The uncanny valley model as a bit racist—it has "healthy person" on the other side of the valley, but the point is that no being escapes the uncanny valley logic. So unlike the valley of the shadow of death and the Slough of Despond (Pilgrim's Progress), the uncanny valley has no exit. In the end everything slips into the "zombie" category because we know too much about lifeforms. Life is a kind of undeath. We are also zombies etc. This is dark ecology.


2 comments:

bill benzon said...

For what it's worth, common sense emerged as one of the major, an unexpected, problems in artificial intelligence between three and four decades ago. AI had early quasi-success in highly abstract and formalized domains like theorem-provoing, medical and scientific knowledge, and even chess -- though really cashing out on the chess stuff took until the late 1990s. But AI stumbled badly in the 60s going into the 70s on simple low-level stuff like visual perception and common sense reasoning (e.g. about the relationships between dark clouds in the sky, thunder, rain, umbrellas, and getting wet when you walk outside -- that sort of thing).

That is to say, it had early, if limited, success at the sorts of thing typically done be highly trained adults, but stumbled badly on things done very well indeed by dogs and young children.
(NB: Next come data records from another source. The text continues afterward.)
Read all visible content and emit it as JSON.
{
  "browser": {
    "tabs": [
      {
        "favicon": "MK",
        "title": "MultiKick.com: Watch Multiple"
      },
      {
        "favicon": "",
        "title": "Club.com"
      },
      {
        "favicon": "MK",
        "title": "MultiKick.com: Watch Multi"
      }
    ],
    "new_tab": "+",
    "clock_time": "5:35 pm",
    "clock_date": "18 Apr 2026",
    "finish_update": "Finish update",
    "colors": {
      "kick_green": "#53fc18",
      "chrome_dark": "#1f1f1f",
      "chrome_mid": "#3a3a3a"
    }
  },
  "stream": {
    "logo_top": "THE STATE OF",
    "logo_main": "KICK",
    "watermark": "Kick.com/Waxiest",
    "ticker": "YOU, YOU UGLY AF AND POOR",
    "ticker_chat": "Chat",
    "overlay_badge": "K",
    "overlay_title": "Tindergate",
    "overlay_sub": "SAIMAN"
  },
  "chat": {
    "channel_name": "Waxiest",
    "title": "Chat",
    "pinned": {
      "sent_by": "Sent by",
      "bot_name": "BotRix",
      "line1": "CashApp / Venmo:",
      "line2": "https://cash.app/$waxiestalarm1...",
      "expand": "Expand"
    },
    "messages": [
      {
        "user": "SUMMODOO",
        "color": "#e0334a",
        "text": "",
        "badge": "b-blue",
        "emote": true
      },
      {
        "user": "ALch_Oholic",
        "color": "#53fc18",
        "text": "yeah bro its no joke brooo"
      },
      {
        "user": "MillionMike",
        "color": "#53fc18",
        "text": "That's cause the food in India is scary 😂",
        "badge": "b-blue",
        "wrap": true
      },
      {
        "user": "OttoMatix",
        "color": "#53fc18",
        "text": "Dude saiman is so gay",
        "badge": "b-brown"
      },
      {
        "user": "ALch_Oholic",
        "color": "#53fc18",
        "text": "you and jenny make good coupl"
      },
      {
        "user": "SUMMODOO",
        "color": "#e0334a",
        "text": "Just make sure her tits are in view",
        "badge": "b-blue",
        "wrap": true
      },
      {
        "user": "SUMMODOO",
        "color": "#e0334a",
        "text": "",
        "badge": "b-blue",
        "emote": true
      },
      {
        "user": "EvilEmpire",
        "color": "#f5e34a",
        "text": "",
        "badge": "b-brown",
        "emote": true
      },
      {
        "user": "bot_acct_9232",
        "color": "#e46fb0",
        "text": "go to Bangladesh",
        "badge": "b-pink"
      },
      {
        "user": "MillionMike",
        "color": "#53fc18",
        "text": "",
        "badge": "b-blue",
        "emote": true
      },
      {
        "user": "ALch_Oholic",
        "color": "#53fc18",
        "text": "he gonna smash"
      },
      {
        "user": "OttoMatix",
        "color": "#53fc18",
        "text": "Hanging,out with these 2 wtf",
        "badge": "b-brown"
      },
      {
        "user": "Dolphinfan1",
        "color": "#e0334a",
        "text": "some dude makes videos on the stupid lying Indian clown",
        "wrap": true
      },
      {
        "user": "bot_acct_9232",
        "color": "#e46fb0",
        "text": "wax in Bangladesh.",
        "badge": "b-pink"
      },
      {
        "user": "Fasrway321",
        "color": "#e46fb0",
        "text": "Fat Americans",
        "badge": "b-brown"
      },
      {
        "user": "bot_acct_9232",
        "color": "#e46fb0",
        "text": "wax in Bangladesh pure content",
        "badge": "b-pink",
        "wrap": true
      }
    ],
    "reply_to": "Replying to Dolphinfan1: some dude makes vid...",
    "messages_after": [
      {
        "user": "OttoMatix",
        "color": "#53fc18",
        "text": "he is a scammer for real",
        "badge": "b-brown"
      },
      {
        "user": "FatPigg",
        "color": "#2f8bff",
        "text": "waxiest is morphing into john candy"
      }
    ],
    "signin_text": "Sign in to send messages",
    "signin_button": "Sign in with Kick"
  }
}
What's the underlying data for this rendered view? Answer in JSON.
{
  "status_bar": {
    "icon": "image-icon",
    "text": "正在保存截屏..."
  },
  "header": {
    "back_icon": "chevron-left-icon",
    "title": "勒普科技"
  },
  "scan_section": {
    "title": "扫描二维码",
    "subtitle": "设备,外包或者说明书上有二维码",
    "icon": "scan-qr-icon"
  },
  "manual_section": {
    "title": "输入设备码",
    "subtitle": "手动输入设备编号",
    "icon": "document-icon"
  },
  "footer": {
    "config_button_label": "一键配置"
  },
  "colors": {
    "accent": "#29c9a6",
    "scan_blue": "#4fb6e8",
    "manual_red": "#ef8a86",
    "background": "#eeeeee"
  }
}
I believe that the late Doug Marr was the first one to really focus on this seeming paradox in a book he wrote on visual perception back, well, I forget just when, late 70s to mid-80s I think.

What's got AI snarled is the brute stuff of the physical world, the stuff that's available to the senses without aid of microscopes and sophisticated measuring devices, and so forth. But the thing is, when you track it all down, our abstract knowledge is ultimately built on our experience of the sensory world. We use that world and our experience of moving around in it as the source of metaphors for conceptualizing the abstract stuff. Which is what Lakoff and Johnson began arguing in Metaphors We Live By (1981). I should note for the record that, while I grant them their insight, I don't see that they've really be able to cash it out in a conceptually deep way. They've got a pile of often fascinating examples chasing after a deeper but as yet unwritten theory.

bill benzon said...

Hmm... Do you know the work that Edmund Leach (and Mary Douglas) did on taboo back in the day? It's very akin to your uncanny valley thing. Things that don't fit the category system, that are neither fish nor fowl, are taboo. I use that notion in an analysis of the hunts in Sir Gawain in a paper on the semiotics of . . . guess what? Ontology. In fact, the way we conceptualize ontological issues is a recurring interest of mine.

Which may account for some of my interest in OOO. It's not that I'm trying to analyze how you folks are thinking, that I'm trying to go 'meta' on your discourse. Not at all. I'm more interested in seeing where I can click with the flow. 'Cause you're flowing in waters I've been exploring from a different angle.